When the two hot blonde twins came back to their house to have sex with several of them, I asked my wife to bring me some cyanide. It turns out we didn’t have any.
Finally, mercifully, the first disc was almost over. The pain was about to end, since I was definitely NOT going to get up and put in the second disc. Episode #4 was almost done, and beer #6 as well. By now, every person in the house hated the Situation. This created a dilemma for me. So…do I now like him? Is the enemy of my enemy my friend…or my enemy? I felt like Wesley Snipes in Blade II. The beer and painkillers helped me think this way.

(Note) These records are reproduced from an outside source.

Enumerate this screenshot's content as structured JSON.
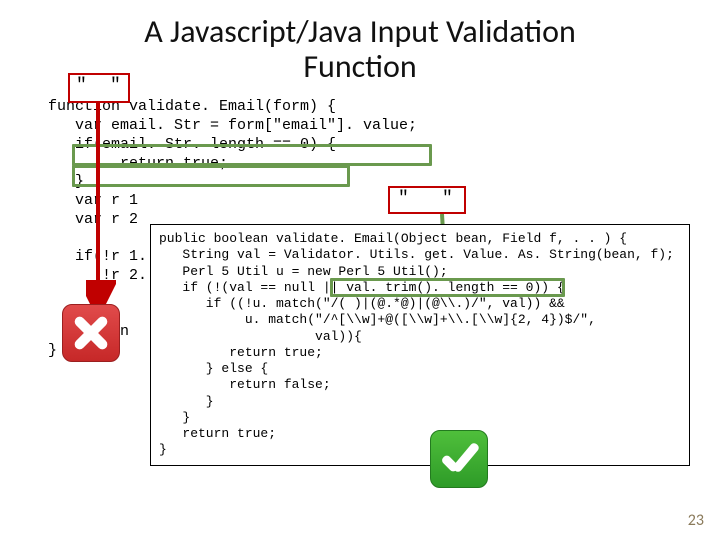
{
  "title_line1": "A Javascript/Java Input Validation",
  "title_line2": "Function",
  "quotes": {
    "q1": "\"",
    "q2": "\""
  },
  "js_code": "function validate. Email(form) {\n   var email. Str = form[\"email\"]. value;\n   if(email. Str. length == 0) {\n        return true;\n   }\n   var r 1\n   var r 2\n\n   if(!r 1.\n      !r 2.\n\n   }\n   return\n}",
  "java_code": "public boolean validate. Email(Object bean, Field f, . . ) {\n   String val = Validator. Utils. get. Value. As. String(bean, f);\n   Perl 5 Util u = new Perl 5 Util();\n   if (!(val == null || val. trim(). length == 0)) {\n      if ((!u. match(\"/( )|(@.*@)|(@\\\\.)/\", val)) &&\n           u. match(\"/^[\\\\w]+@([\\\\w]+\\\\.[\\\\w]{2, 4})$/\",\n                    val)){\n         return true;\n      } else {\n         return false;\n      }\n   }\n   return true;\n}",
  "page_number": "23"
}
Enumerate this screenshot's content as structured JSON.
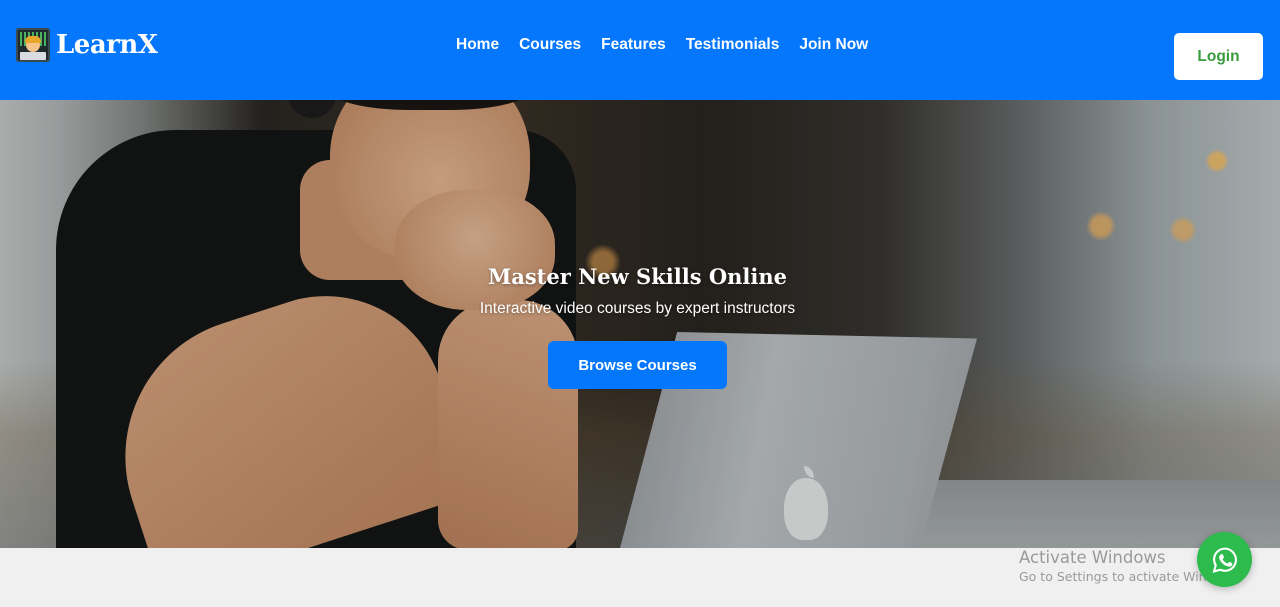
{
  "brand": {
    "name": "LearnX",
    "logo_icon": "developer-avatar-icon"
  },
  "nav": {
    "links": [
      {
        "label": "Home"
      },
      {
        "label": "Courses"
      },
      {
        "label": "Features"
      },
      {
        "label": "Testimonials"
      },
      {
        "label": "Join Now"
      }
    ],
    "login_label": "Login"
  },
  "hero": {
    "title": "Master New Skills Online",
    "subtitle": "Interactive video courses by expert instructors",
    "cta_label": "Browse Courses",
    "image": "person-at-laptop-photo"
  },
  "os_watermark": {
    "title": "Activate Windows",
    "subtitle": "Go to Settings to activate Windows."
  },
  "floating_button": {
    "icon": "whatsapp-icon"
  },
  "colors": {
    "primary": "#0477fd",
    "login_text": "#3a9a3e",
    "whatsapp": "#2dbb4e",
    "page_bg": "#f0f0f0"
  }
}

Then just as I was about to stop the first disc, the Situation and Ronnie started a fight! A fight that was going to take place…in the next episode. On the next disc. And…I got up. And I put in the next disc. And my back screamed at me. My brain screamed at me. My wife screamed at me. My self-esteem screamed at me. Even my beer started to think I was less of a man. And it was right.
Thursday, December 15th, 2011
Genre: Kids, Cartoon, Comedy, Kung-fu
Country: United States
Starring (Voices): Jack Black, Lucy Liu, Jackie Chan, Seth Rogen, Angelina Jolie, Dustin Hoffman, Gary Oldman, David Cross, Michelle Yeoh, James Hong, Danny McBride, Dennis Haysbert, Jean-Claude Van Damme, Victor Garber
Director: Jennifer Yuh
DVD distributor: Paramount Home Entertainment
The first Kung-Fu Panda worked because it was as much a kung-fu movie as it was a kids’ comedy. The voice casting was superb, and the kung-fu staples weren’t (badly) dumbed-down. It was as good a kung-fu movie as I’ve seen in a decade, and a gerat kids’ film as a result.
The second Kung-Fu Panda, out on DVD and Blu-Ray December 13th from Paramount Home Entertainment, is even more a kung-fu movie than the first one. There are some wonderfully animated kung-fu scenes, including a great chase through a Chinese city on rickshaws, which I think is the highlight of the movie.
There is much deference to kung-fu movies of the past. And it’s not just the involvement of Michelle Yeoh and James Hong. The central concept is that an evil peacock has invented the Ultimate Weapon, one that cannot be beaten no matter how good one’s kung-fu is. This is a classic plot line to countless films, like Flying Guillotine. And…Flying Guillotine 2. And many others that don’t spring to mind right away.
The weapon this peacock has devised is a cannon. The advent of firearms was a plot device used in many classic films, as it signified the end to a way of life. It was used in samurai movies as well as kung-fu flicks, the most famous probably being The Seven Samurai. Similar themes sprang up in westerns with the advent of machine guns.
Then there are the masters. So many kung-fu movies have multiple masters, each one usually the master of a different discipline. In this case, there is Master Rhino (Victor Garber), Master Ox (Dennis Haysbert), and Master Croc (the wonderfully cast Jean-Claude Van Damme, who says distressingly little throughout the movie).
It works magnificently as a kung-fu movie. Now for the bad news – it isn’t even close to the first film as a kids’ cartoon comedy. Sure, it’s still funny in places, and charming and cute in others. But Kung Fu Panda 2 lacks the charm of its predecessor, and it’s childlike sense of wonder. Now that Po IS a member of the kung-fu elite, he no longer idolizes the Furious Five the way he did in the first film, so much of the magic that created is gone.
I still like Kung Fu Panda 2 a lot. I will definitely be watching it again, probably many times, with the kids (and by myself). Just because it doesn’t live up to the magical humour and throwback genius of the first one doesn’t mean that this movie isn’t also very good. Kung Fu Panda 2 is very good.